Home is Where Your Nest Is

Home is Where Your Nest Is

It’s 1:49 in the morning.

I am keeping watch over my son while he sleeps to ensure nothing happens to compromise his breathing and/or health. (These duties are shared by the nurse, who so kindly agreed to join us to travel back to my childhood home in order to spend a belated Thanksgiving with my family, but is currently dozing so she can cover the next half of the night in a rested manner.)

I decide to make myself some tea and reach for a mug from the cupboard while my water heats up. I almost grab a “World’s Greatest Father” one but quickly opt against it. Though it is just a mug, it belongs to my father, and its faded image of some sort of nondescript animal wearing the dad-status badge is evidence that it has been well-loved, well-used, and is sacred for the man who has earned the title the mug has bestowed upon him. Instead, my hands accidentally, but very much on purpose, find another mug, equally faded and loved, with the most perfect words on it: “Home is where your nest is.”

A nest is a small structure that animals build in order to protect their young from the dangers and perils of life. While this doesn’t always work, and offspring will encounter unexpected tragedy, typically that hardship occurs outside of the nest, as the creature is learning how to navigate life on their own. When these challenges, foes, and less than ideal circumstances present themselves, the little ones will return to the nest– their place of safety, security, warmth, protection, love. Their home.

As I am sipping this tea, I am reflecting on the past nine years of my life, as yesterday it was precisely nine years ago that I received the news of Giacomo’s diagnosis of myotonic muscular dystrophy. At that time, I was just shy of two months away from finding out that my middle two children also have the same disease, and two months and two weeks from learning that my newborn baby, a child who was still cozy and protected in the nest of my uterus at that time, would share that fateful degenerative neuromuscular condition as well. I was at the end of a journey of four and a half years, in which I endured countless appointments, dozens of doctors, unanswered questions, and a heavy dose of gaslighting by the medical community in order to find someone to give me the answer I had been seeking.

That answer, however, put my family on a whole other journey of this disease, which brings with it countless appointments, dozens of doctors, even more unanswered questions, and an even stronger dose of gaslighting by the medical community, as well as the multitude of other systems that I have been thrust into. It has altered virtually every element of my life, filtered out negative relationships and people that were not serving me and/or my children well, brought in phenomenal people and relationships to me and/or my children that were precisely what we needed, and has inspired me to create an even bigger, closer, and more resilient nest that is our home than I ever imagined that I would. This is critical because these children are unlikely to stray too far from our nest as they grow. Their needs will continue to be such that they will always need this level of safety and protection, and they will need this home, this nest I have created for them, even as we move from one physical home to the next.

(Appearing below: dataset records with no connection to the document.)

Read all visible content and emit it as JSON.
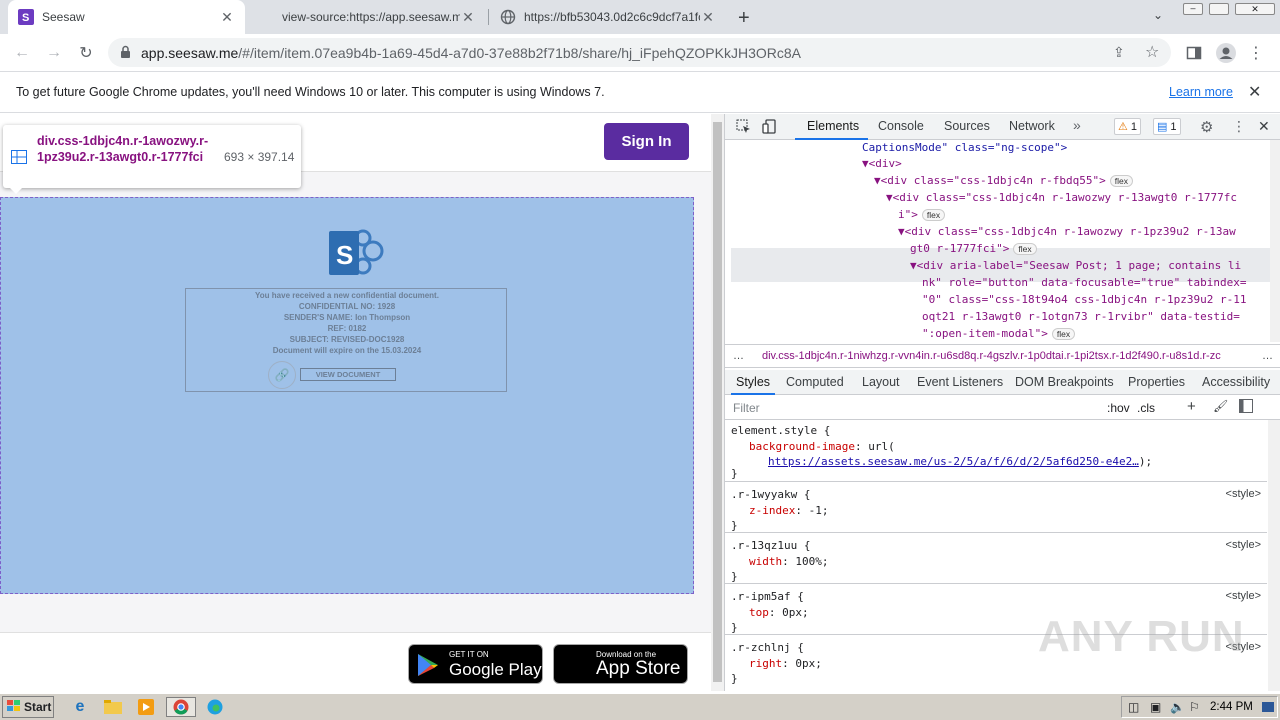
{
  "tabs": [
    {
      "title": "Seesaw",
      "active": true
    },
    {
      "title": "view-source:https://app.seesaw.me",
      "active": false
    },
    {
      "title": "https://bfb53043.0d2c6c9dcf7a1fc",
      "active": false
    }
  ],
  "toolbar": {
    "url_host": "app.seesaw.me",
    "url_path": "/#/item/item.07ea9b4b-1a69-45d4-a7d0-37e88b2f71b8/share/hj_iFpehQZOPKkJH3ORc8A"
  },
  "infobar": {
    "message": "To get future Google Chrome updates, you'll need Windows 10 or later. This computer is using Windows 7.",
    "learn_more": "Learn more"
  },
  "page": {
    "signin_label": "Sign In",
    "tooltip_selector": "div.css-1dbjc4n.r-1awozwy.r-1pz39u2.r-13awgt0.r-1777fci",
    "tooltip_size": "693 × 397.14",
    "doc_lines": [
      "You have received a new confidential document.",
      "CONFIDENTIAL NO: 1928",
      "SENDER'S NAME: Ion Thompson",
      "REF: 0182",
      "SUBJECT: REVISED-DOC1928",
      "Document will expire on the 15.03.2024"
    ],
    "view_document": "VIEW DOCUMENT",
    "google_play_small": "GET IT ON",
    "google_play_big": "Google Play",
    "app_store_small": "Download on the",
    "app_store_big": "App Store"
  },
  "devtools": {
    "tabs": [
      "Elements",
      "Console",
      "Sources",
      "Network"
    ],
    "warnings": "1",
    "messages": "1",
    "dom_lines": [
      {
        "indent": 0,
        "text": "CaptionsMode\" class=\"ng-scope\">"
      },
      {
        "indent": 1,
        "text": "▼<div>"
      },
      {
        "indent": 2,
        "text": "▼<div class=\"css-1dbjc4n r-fbdq55\">"
      },
      {
        "indent": 3,
        "text": "▼<div class=\"css-1dbjc4n r-1awozwy r-13awgt0 r-1777fc"
      },
      {
        "indent": 4,
        "text": "i\">"
      },
      {
        "indent": 4,
        "text": "▼<div class=\"css-1dbjc4n r-1awozwy r-1pz39u2 r-13aw"
      },
      {
        "indent": 5,
        "text": "gt0 r-1777fci\">"
      },
      {
        "indent": 5,
        "text": "▼<div aria-label=\"Seesaw Post; 1 page; contains li"
      },
      {
        "indent": 6,
        "text": "nk\" role=\"button\" data-focusable=\"true\" tabindex="
      },
      {
        "indent": 6,
        "text": "\"0\" class=\"css-18t94o4 css-1dbjc4n r-1pz39u2 r-11"
      },
      {
        "indent": 6,
        "text": "oqt21 r-13awgt0 r-1otgn73 r-1rvibr\" data-testid="
      },
      {
        "indent": 6,
        "text": "\":open-item-modal\">"
      }
    ],
    "flex_badge": "flex",
    "breadcrumb": "div.css-1dbjc4n.r-1niwhzg.r-vvn4in.r-u6sd8q.r-4gszlv.r-1p0dtai.r-1pi2tsx.r-1d2f490.r-u8s1d.r-zc",
    "styles_tabs": [
      "Styles",
      "Computed",
      "Layout",
      "Event Listeners",
      "DOM Breakpoints",
      "Properties",
      "Accessibility"
    ],
    "filter_placeholder": "Filter",
    "hov": ":hov",
    "cls": ".cls",
    "rules": [
      {
        "selector": "element.style {",
        "prop": "background-image",
        "value": "url(",
        "link": "https://assets.seesaw.me/us-2/5/a/f/6/d/2/5af6d250-e4e2…",
        "tail": ");",
        "source": ""
      },
      {
        "selector": ".r-1wyyakw {",
        "prop": "z-index",
        "value": "-1;",
        "source": "<style>"
      },
      {
        "selector": ".r-13qz1uu {",
        "prop": "width",
        "value": "100%;",
        "source": "<style>"
      },
      {
        "selector": ".r-ipm5af {",
        "prop": "top",
        "value": "0px;",
        "source": "<style>"
      },
      {
        "selector": ".r-zchlnj {",
        "prop": "right",
        "value": "0px;",
        "source": "<style>"
      }
    ]
  },
  "taskbar": {
    "start": "Start",
    "clock": "2:44 PM"
  },
  "watermark": "ANY RUN"
}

And what about me? What about my nest? My security? My home? Well, for starters, I am in it, quite literally, at the moment, as I sit cozied up under a blanket in the home that I have known for virtually my entire existence. Though things have not always been easy, (okay let’s face it–some things have been positively awful, even during the time spent living in this nest,) I find an enormous amount of peace, comfort, and safety here, with my own parents. The events of the last nine years have brought out the very best in my relationship with them (after dredging out and working through the very worst parts of it,) and they have reinforced the nest around me, as unspeakable events have occurred.

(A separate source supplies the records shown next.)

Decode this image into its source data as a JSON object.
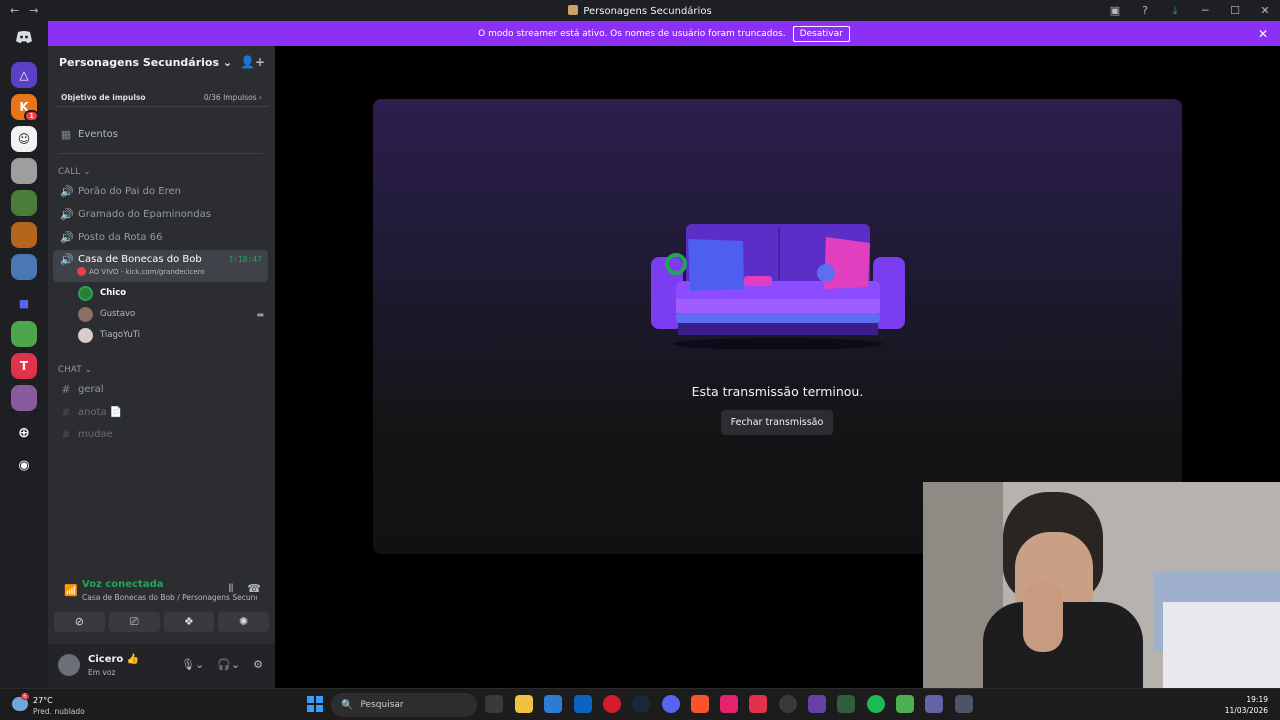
{
  "window": {
    "title": "Personagens Secundários",
    "back": "←",
    "forward": "→"
  },
  "banner": {
    "text": "O modo streamer está ativo. Os nomes de usuário foram truncados.",
    "button": "Desativar",
    "close": "✕"
  },
  "guilds": [
    {
      "badge": ""
    },
    {
      "badge": "1"
    },
    {
      "badge": ""
    },
    {
      "badge": ""
    },
    {
      "badge": ""
    },
    {
      "badge": ""
    },
    {
      "badge": ""
    }
  ],
  "server": {
    "name": "Personagens Secundários ⌄",
    "boost_label": "Objetivo de impulso",
    "boost_value": "0/36 Impulsos ›",
    "events": "Eventos"
  },
  "categories": {
    "call": "CALL ⌄",
    "chat": "CHAT ⌄"
  },
  "voice_channels": [
    {
      "name": "Porão do Pai do Eren"
    },
    {
      "name": "Gramado do Epaminondas"
    },
    {
      "name": "Posto da Rota 66"
    }
  ],
  "active_channel": {
    "name": "Casa de Bonecas do Bob",
    "timer": "3:18:47",
    "live": "AO VIVO - kick.com/grandecicero"
  },
  "voice_users": [
    {
      "name": "Chico"
    },
    {
      "name": "Gustavo"
    },
    {
      "name": "TiagoYuTi"
    }
  ],
  "text_channels": [
    {
      "name": "geral"
    },
    {
      "name": "anota 📄"
    },
    {
      "name": "mudae"
    }
  ],
  "voice_status": {
    "title": "Voz conectada",
    "location": "Casa de Bonecas do Bob / Personagens Secund..."
  },
  "user": {
    "name": "Cicero 👍",
    "status": "Em voz"
  },
  "stream": {
    "message": "Esta transmissão terminou.",
    "close_button": "Fechar transmissão"
  },
  "taskbar": {
    "temperature": "27°C",
    "condition": "Pred. nublado",
    "weather_badge": "6",
    "search_placeholder": "Pesquisar",
    "time": "19:19",
    "date": "11/03/2026"
  },
  "colors": {
    "accent": "#8c30f5",
    "voice_green": "#23a559",
    "sidebar": "#2b2d31",
    "rail": "#1e1f22"
  }
}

In these difficult times, those additional aforementioned phenomenal people that surround me have also added to this nest of security, giving me strength, encouragement, and support to keep moving forward, knowing that I, too, just like my children, will need ongoing safety, protection, and unconditional love as I navigate this unknown path of life. To say that I am grateful doesn’t even scratch the surface. The best part is that I know they’re not going anywhere and will continue to be here for the kiddos and myself, throughout time, distance, and circumstance.

Lastly, I am going to give myself a little bit of credit. The nest I have created for my children is one that I have built and rebuilt, over time. Though it is solid and strong and warm and loving and all those good things, it has been hard. I nearly lost myself a few times in doing so, letting past events, trauma, self-doubt, and certain relationships weaken some parts and toughen others. However, all that is changing. I am finding new tools, greater resilience, confidence, and a creator in me that I never knew existed. I am welcoming back into my life all of the incredible people surrounding me that have been there all along, in a deeper, more meaningful way, as well as inviting new ones in, by being vulnerable, open, and asking for help. I am finding my way home, and that feels fabulous, but also incredibly necessary.

After all, home IS where your nest is.

“If you’re going through hell, keep going.” 

November 29th, 2021|Comments Off on “If you’re going through hell, keep going.” 

For last night’s midterm, I needed to memorize the definition of the word “trajectory,” as it relates to one’s life, stated as “Relatively stable long-term processes and patterns of events, involving multiple transitions.” As I